> _What is needed_
Lines in the entries below where the word "summary" shows up should each be copied.

Data about app and page elements
***

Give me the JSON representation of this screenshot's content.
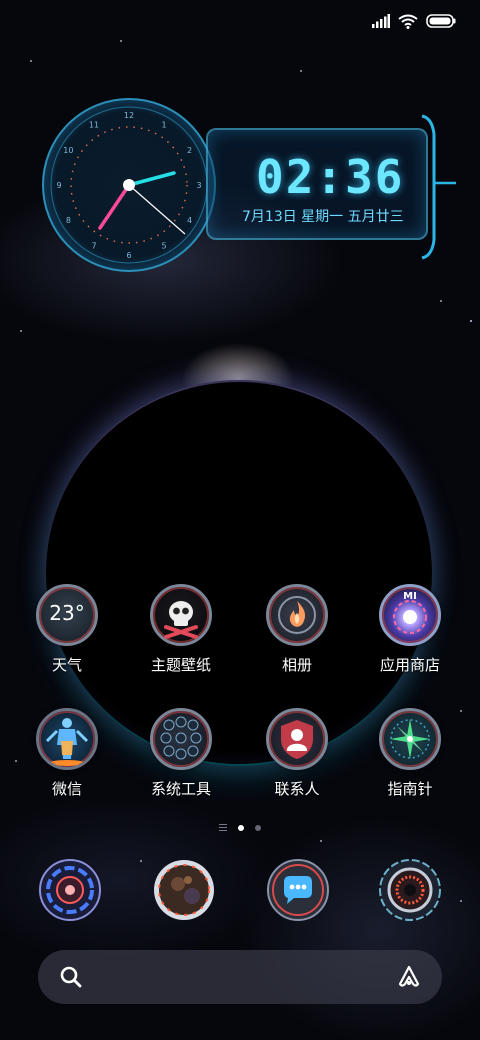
{
  "status_bar": {
    "icons": [
      "signal-icon",
      "wifi-icon",
      "battery-icon"
    ]
  },
  "clock_widget": {
    "time": "02:36",
    "date": "7月13日 星期一 五月廿三",
    "dial_numbers": [
      "12",
      "1",
      "2",
      "3",
      "4",
      "5",
      "6",
      "7",
      "8",
      "9",
      "10",
      "11"
    ]
  },
  "apps": {
    "weather": {
      "label": "天气",
      "temp": "23°"
    },
    "themes": {
      "label": "主题壁纸"
    },
    "gallery": {
      "label": "相册"
    },
    "app_store": {
      "label": "应用商店",
      "badge": "MI"
    },
    "wechat": {
      "label": "微信"
    },
    "system_tools": {
      "label": "系统工具"
    },
    "contacts": {
      "label": "联系人"
    },
    "compass": {
      "label": "指南针"
    }
  },
  "page_indicator": {
    "pages": 2,
    "current": 1
  },
  "dock": [
    "phone-app-icon",
    "browser-app-icon",
    "messages-app-icon",
    "camera-app-icon"
  ],
  "search_bar": {
    "placeholder": ""
  },
  "colors": {
    "accent_cyan": "#6de7ff",
    "ring_red": "#c84646",
    "background": "#06070d"
  }
}
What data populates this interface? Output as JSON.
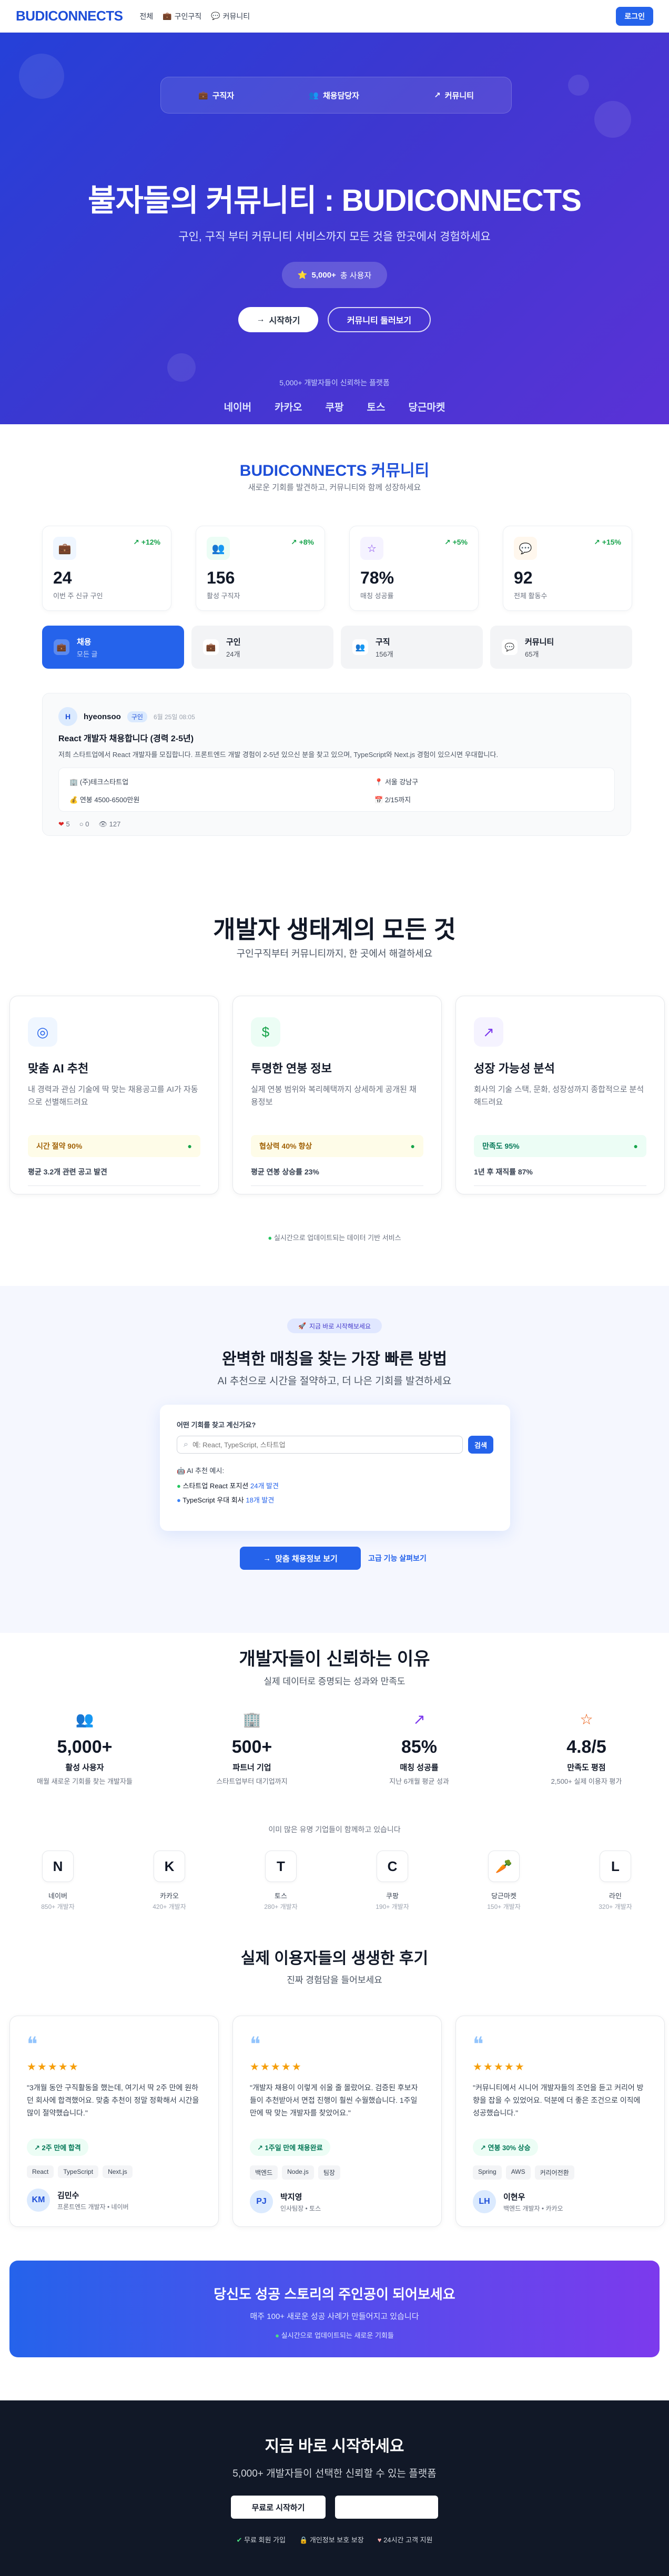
{
  "nav": {
    "logo": "BUDICONNECTS",
    "links": [
      "전체",
      "구인구직",
      "커뮤니티"
    ],
    "login": "로그인"
  },
  "hero": {
    "tabs": [
      "구직자",
      "채용담당자",
      "커뮤니티"
    ],
    "title": "불자들의 커뮤니티 : BUDICONNECTS",
    "subtitle": "구인, 구직 부터 커뮤니티 서비스까지 모든 것을 한곳에서 경험하세요",
    "user_count": "5,000+",
    "user_suffix": "총 사용자",
    "cta_primary": "시작하기",
    "cta_secondary": "커뮤니티 둘러보기",
    "trusted": "5,000+ 개발자들이 신뢰하는 플랫폼",
    "companies": [
      "네이버",
      "카카오",
      "쿠팡",
      "토스",
      "당근마켓"
    ]
  },
  "community": {
    "title": "BUDICONNECTS 커뮤니티",
    "subtitle": "새로운 기회를 발견하고, 커뮤니티와 함께 성장하세요",
    "stats": [
      {
        "icon": "briefcase-icon",
        "delta": "+12%",
        "value": "24",
        "label": "이번 주 신규 구인"
      },
      {
        "icon": "users-icon",
        "delta": "+8%",
        "value": "156",
        "label": "활성 구직자"
      },
      {
        "icon": "star-icon",
        "delta": "+5%",
        "value": "78%",
        "label": "매칭 성공률"
      },
      {
        "icon": "chat-icon",
        "delta": "+15%",
        "value": "92",
        "label": "전체 활동수"
      }
    ],
    "tabs": [
      {
        "label": "채용",
        "sub": "모든 글"
      },
      {
        "label": "구인",
        "sub": "24개"
      },
      {
        "label": "구직",
        "sub": "156개"
      },
      {
        "label": "커뮤니티",
        "sub": "65개"
      }
    ],
    "post": {
      "avatar": "H",
      "author": "hyeonsoo",
      "category": "구인",
      "date": "6월 25일 08:05",
      "title": "React 개발자 채용합니다 (경력 2-5년)",
      "body": "저희 스타트업에서 React 개발자를 모집합니다. 프론트엔드 개발 경험이 2-5년 있으신 분을 찾고 있으며, TypeScript와 Next.js 경험이 있으시면 우대합니다.",
      "company": "(주)테크스타트업",
      "location": "서울 강남구",
      "salary": "연봉 4500-6500만원",
      "deadline": "2/15까지",
      "likes": "5",
      "comments": "0",
      "views": "127"
    }
  },
  "features": {
    "title": "개발자 생태계의 모든 것",
    "subtitle": "구인구직부터 커뮤니티까지, 한 곳에서 해결하세요",
    "cards": [
      {
        "title": "맞춤 AI 추천",
        "desc": "내 경력과 관심 기술에 딱 맞는 채용공고를 AI가 자동으로 선별해드려요",
        "highlight": "시간 절약 90%",
        "summary": "평균 3.2개 관련 공고 발견"
      },
      {
        "title": "투명한 연봉 정보",
        "desc": "실제 연봉 범위와 복리혜택까지 상세하게 공개된 채용정보",
        "highlight": "협상력 40% 향상",
        "summary": "평균 연봉 상승률 23%"
      },
      {
        "title": "성장 가능성 분석",
        "desc": "회사의 기술 스택, 문화, 성장성까지 종합적으로 분석해드려요",
        "highlight": "만족도 95%",
        "summary": "1년 후 재직률 87%"
      }
    ],
    "note": "실시간으로 업데이트되는 데이터 기반 서비스"
  },
  "matching": {
    "badge": "지금 바로 시작해보세요",
    "title": "완벽한 매칭을 찾는 가장 빠른 방법",
    "subtitle": "AI 추천으로 시간을 절약하고, 더 나은 기회를 발견하세요",
    "search_label": "어떤 기회를 찾고 계신가요?",
    "search_placeholder": "예: React, TypeScript, 스타트업",
    "search_button": "검색",
    "ai_label": "AI 추천 예시:",
    "examples": [
      {
        "text": "스타트업 React 포지션",
        "count": "24개 발견"
      },
      {
        "text": "TypeScript 우대 회사",
        "count": "18개 발견"
      }
    ],
    "cta_primary": "맞춤 채용정보 보기",
    "cta_secondary": "고급 기능 살펴보기"
  },
  "trust": {
    "title": "개발자들이 신뢰하는 이유",
    "subtitle": "실제 데이터로 증명되는 성과와 만족도",
    "stats": [
      {
        "icon": "users-icon",
        "value": "5,000+",
        "label": "활성 사용자",
        "desc": "매월 새로운 기회를 찾는 개발자들"
      },
      {
        "icon": "building-icon",
        "value": "500+",
        "label": "파트너 기업",
        "desc": "스타트업부터 대기업까지"
      },
      {
        "icon": "trend-up-icon",
        "value": "85%",
        "label": "매칭 성공률",
        "desc": "지난 6개월 평균 성과"
      },
      {
        "icon": "star-icon",
        "value": "4.8/5",
        "label": "만족도 평점",
        "desc": "2,500+ 실제 이용자 평가"
      }
    ],
    "partners_title": "이미 많은 유명 기업들이 함께하고 있습니다",
    "partners": [
      {
        "letter": "N",
        "name": "네이버",
        "count": "850+ 개발자"
      },
      {
        "letter": "K",
        "name": "카카오",
        "count": "420+ 개발자"
      },
      {
        "letter": "T",
        "name": "토스",
        "count": "280+ 개발자"
      },
      {
        "letter": "C",
        "name": "쿠팡",
        "count": "190+ 개발자"
      },
      {
        "letter": "🥕",
        "name": "당근마켓",
        "count": "150+ 개발자"
      },
      {
        "letter": "L",
        "name": "라인",
        "count": "320+ 개발자"
      }
    ]
  },
  "reviews": {
    "title": "실제 이용자들의 생생한 후기",
    "subtitle": "진짜 경험담을 들어보세요",
    "items": [
      {
        "text": "\"3개월 동안 구직활동을 했는데, 여기서 딱 2주 만에 원하던 회사에 합격했어요. 맞춤 추천이 정말 정확해서 시간을 많이 절약했습니다.\"",
        "badge": "2주 만에 합격",
        "tags": [
          "React",
          "TypeScript",
          "Next.js"
        ],
        "initials": "KM",
        "name": "김민수",
        "role": "프론트엔드 개발자 • 네이버"
      },
      {
        "text": "\"개발자 채용이 이렇게 쉬울 줄 몰랐어요. 검증된 후보자들이 추천받아서 면접 진행이 훨씬 수월했습니다. 1주일 만에 딱 맞는 개발자를 찾았어요.\"",
        "badge": "1주일 만에 채용완료",
        "tags": [
          "백엔드",
          "Node.js",
          "팀장"
        ],
        "initials": "PJ",
        "name": "박지영",
        "role": "인사팀장 • 토스"
      },
      {
        "text": "\"커뮤니티에서 시니어 개발자들의 조언을 듣고 커리어 방향을 잡을 수 있었어요. 덕분에 더 좋은 조건으로 이직에 성공했습니다.\"",
        "badge": "연봉 30% 상승",
        "tags": [
          "Spring",
          "AWS",
          "커리어전환"
        ],
        "initials": "LH",
        "name": "이현우",
        "role": "백엔드 개발자 • 카카오"
      }
    ]
  },
  "banner": {
    "title": "당신도 성공 스토리의 주인공이 되어보세요",
    "subtitle": "매주 100+ 새로운 성공 사례가 만들어지고 있습니다",
    "note": "실시간으로 업데이트되는 새로운 기회들"
  },
  "footer": {
    "title": "지금 바로 시작하세요",
    "subtitle": "5,000+ 개발자들이 선택한 신뢰할 수 있는 플랫폼",
    "cta_primary": "무료로 시작하기",
    "features": [
      "무료 회원 가입",
      "개인정보 보호 보장",
      "24시간 고객 지원"
    ]
  },
  "colors": {
    "brand": "#2563eb",
    "hero_start": "#2540d8",
    "hero_end": "#5a32d6",
    "success": "#16a34a",
    "banner_start": "#2563eb",
    "banner_end": "#7c3aed",
    "footer_bg": "#111827"
  }
}
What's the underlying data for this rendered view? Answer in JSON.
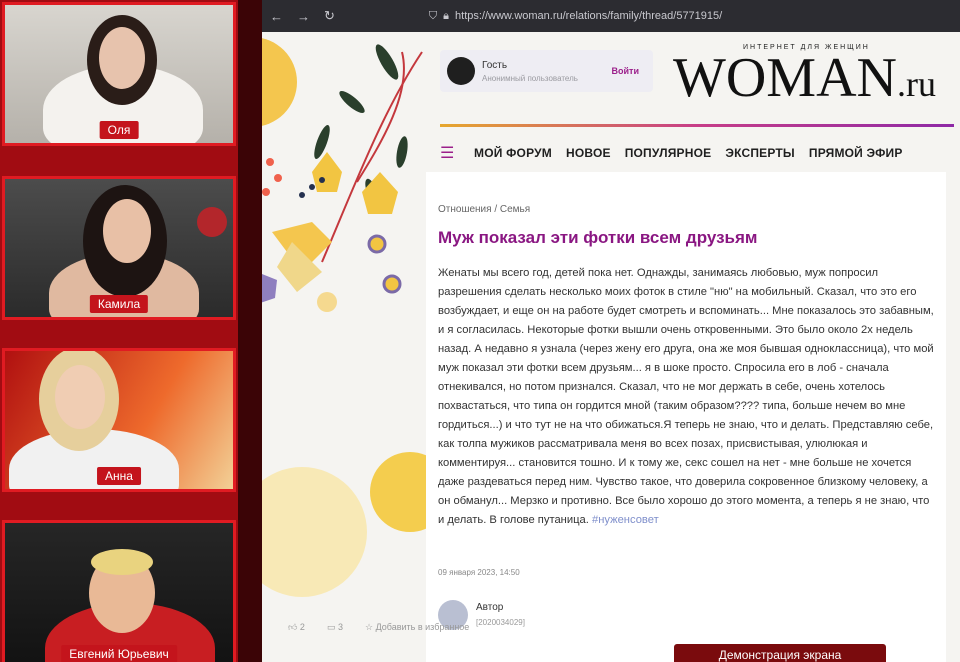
{
  "participants": [
    {
      "name": "Оля"
    },
    {
      "name": "Камила"
    },
    {
      "name": "Анна"
    },
    {
      "name": "Евгений Юрьевич"
    }
  ],
  "browser": {
    "url": "https://www.woman.ru/relations/family/thread/5771915/"
  },
  "header": {
    "user": {
      "title": "Гость",
      "subtitle": "Анонимный пользователь",
      "login_label": "Войти"
    },
    "logo_tagline": "ИНТЕРНЕТ ДЛЯ ЖЕНЩИН",
    "logo_main": "WOMAN",
    "logo_suffix": ".ru"
  },
  "nav": {
    "items": [
      "МОЙ ФОРУМ",
      "НОВОЕ",
      "ПОПУЛЯРНОЕ",
      "ЭКСПЕРТЫ",
      "ПРЯМОЙ ЭФИР"
    ]
  },
  "post": {
    "breadcrumb": "Отношения / Семья",
    "title": "Муж показал эти фотки всем друзьям",
    "body": "Женаты мы всего год, детей пока нет. Однажды, занимаясь любовью, муж попросил разрешения сделать несколько моих фоток в стиле \"ню\" на мобильный. Сказал, что это его возбуждает, и еще он на работе будет смотреть и вспоминать... Мне показалось это забавным, и я согласилась. Некоторые фотки вышли очень откровенными. Это было около 2х недель назад. А недавно я узнала (через жену его друга, она же моя бывшая одноклассница), что мой муж показал эти фотки всем друзьям... я в шоке просто. Спросила его в лоб - сначала отнекивался, но потом признался. Сказал, что не мог держать в себе, очень хотелось похвастаться, что типа он гордится мной (таким образом???? типа, больше нечем во мне гордиться...) и что тут не на что обижаться.Я теперь не знаю, что и делать. Представляю себе, как толпа мужиков рассматривала меня во всех позах, присвистывая, улюлюкая и комментируя... становится тошно. И к тому же, секс сошел на нет - мне больше не хочется даже раздеваться перед ним. Чувство такое, что доверила сокровенное близкому человеку, а он обманул... Мерзко и противно. Все было хорошо до этого момента, а теперь я не знаю, что и делать. В голове путаница.",
    "hashtag": "#нуженсовет",
    "date": "09 января 2023, 14:50",
    "author_label": "Автор",
    "author_id": "[2020034029]",
    "likes": "2",
    "comments": "3",
    "add_fav": "Добавить в избранное"
  },
  "screen_share_label": "Демонстрация экрана"
}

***

> _Task output_
        "summary": "평균 3.2개 관련 공고 발견"
        "summary": "평균 연봉 상승률 23%"
        "summary": "1년 후 재직률 87%"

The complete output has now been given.